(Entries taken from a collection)
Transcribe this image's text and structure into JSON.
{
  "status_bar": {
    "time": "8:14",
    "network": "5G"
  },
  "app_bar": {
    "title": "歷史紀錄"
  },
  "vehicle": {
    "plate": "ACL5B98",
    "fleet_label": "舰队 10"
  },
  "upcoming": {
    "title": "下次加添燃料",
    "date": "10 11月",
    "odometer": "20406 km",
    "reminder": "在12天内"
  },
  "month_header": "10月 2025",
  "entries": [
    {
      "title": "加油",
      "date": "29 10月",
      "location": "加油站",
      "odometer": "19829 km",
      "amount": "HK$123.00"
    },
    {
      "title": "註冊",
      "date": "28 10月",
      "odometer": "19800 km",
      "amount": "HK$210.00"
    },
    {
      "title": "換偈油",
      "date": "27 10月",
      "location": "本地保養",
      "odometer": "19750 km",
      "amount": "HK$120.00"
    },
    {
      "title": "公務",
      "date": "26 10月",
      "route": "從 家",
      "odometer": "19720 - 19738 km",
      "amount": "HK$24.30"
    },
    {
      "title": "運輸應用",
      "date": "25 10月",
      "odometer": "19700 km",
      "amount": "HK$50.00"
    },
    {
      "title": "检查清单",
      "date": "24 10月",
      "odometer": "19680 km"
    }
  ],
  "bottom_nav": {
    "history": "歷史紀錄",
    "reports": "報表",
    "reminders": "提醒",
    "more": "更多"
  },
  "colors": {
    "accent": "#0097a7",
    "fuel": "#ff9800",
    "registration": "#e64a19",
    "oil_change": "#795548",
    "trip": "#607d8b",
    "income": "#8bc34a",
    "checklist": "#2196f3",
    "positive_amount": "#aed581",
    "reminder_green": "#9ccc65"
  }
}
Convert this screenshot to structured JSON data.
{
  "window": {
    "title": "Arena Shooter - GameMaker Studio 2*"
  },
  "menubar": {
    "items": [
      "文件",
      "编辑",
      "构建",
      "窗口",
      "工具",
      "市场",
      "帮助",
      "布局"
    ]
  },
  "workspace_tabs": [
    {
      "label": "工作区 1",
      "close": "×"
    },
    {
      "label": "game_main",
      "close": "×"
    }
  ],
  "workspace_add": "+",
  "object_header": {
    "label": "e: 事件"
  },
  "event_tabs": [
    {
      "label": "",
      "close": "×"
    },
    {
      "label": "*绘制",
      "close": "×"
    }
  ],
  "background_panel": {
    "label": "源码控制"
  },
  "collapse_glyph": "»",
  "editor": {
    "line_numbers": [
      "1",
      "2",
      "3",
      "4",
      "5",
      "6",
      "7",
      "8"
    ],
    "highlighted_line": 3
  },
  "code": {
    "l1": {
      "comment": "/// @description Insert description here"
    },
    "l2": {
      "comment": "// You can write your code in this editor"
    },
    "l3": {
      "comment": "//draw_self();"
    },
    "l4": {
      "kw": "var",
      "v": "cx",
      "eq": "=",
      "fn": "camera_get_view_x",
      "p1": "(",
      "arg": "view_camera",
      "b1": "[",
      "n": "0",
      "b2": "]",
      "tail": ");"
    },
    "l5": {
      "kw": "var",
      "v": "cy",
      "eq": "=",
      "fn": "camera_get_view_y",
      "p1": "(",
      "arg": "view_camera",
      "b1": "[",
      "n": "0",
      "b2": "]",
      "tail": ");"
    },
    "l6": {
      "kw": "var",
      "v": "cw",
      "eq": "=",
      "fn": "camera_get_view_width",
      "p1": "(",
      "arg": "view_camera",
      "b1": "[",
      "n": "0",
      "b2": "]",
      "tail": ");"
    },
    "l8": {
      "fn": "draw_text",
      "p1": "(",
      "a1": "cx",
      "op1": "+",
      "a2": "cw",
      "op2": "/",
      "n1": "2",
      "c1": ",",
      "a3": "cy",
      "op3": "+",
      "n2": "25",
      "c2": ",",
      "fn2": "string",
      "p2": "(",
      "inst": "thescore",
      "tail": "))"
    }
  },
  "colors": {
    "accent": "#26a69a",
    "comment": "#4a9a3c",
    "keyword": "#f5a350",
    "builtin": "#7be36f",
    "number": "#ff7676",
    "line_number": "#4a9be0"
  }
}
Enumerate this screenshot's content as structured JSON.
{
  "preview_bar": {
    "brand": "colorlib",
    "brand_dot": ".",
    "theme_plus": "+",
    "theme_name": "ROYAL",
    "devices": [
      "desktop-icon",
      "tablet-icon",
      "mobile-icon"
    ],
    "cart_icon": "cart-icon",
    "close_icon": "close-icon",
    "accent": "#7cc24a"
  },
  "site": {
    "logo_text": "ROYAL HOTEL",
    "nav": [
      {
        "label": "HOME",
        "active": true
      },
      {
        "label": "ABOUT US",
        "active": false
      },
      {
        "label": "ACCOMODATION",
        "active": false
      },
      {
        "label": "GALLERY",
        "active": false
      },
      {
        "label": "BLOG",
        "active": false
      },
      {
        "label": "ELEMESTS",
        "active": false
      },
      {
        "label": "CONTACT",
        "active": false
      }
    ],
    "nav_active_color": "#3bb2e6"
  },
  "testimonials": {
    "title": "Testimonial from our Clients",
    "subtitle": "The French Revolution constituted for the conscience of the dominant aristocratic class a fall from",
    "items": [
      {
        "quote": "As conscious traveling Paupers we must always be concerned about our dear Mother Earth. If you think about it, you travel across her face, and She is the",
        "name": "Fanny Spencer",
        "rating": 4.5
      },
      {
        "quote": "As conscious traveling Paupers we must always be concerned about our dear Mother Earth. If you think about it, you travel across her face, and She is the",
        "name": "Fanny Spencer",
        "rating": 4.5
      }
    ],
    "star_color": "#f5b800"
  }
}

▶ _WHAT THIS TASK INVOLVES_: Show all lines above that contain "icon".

▶ _WRITTEN RESPONSE_:
      "desktop-icon",
      "tablet-icon",
      "mobile-icon"
    "cart_icon": "cart-icon",
    "close_icon": "close-icon",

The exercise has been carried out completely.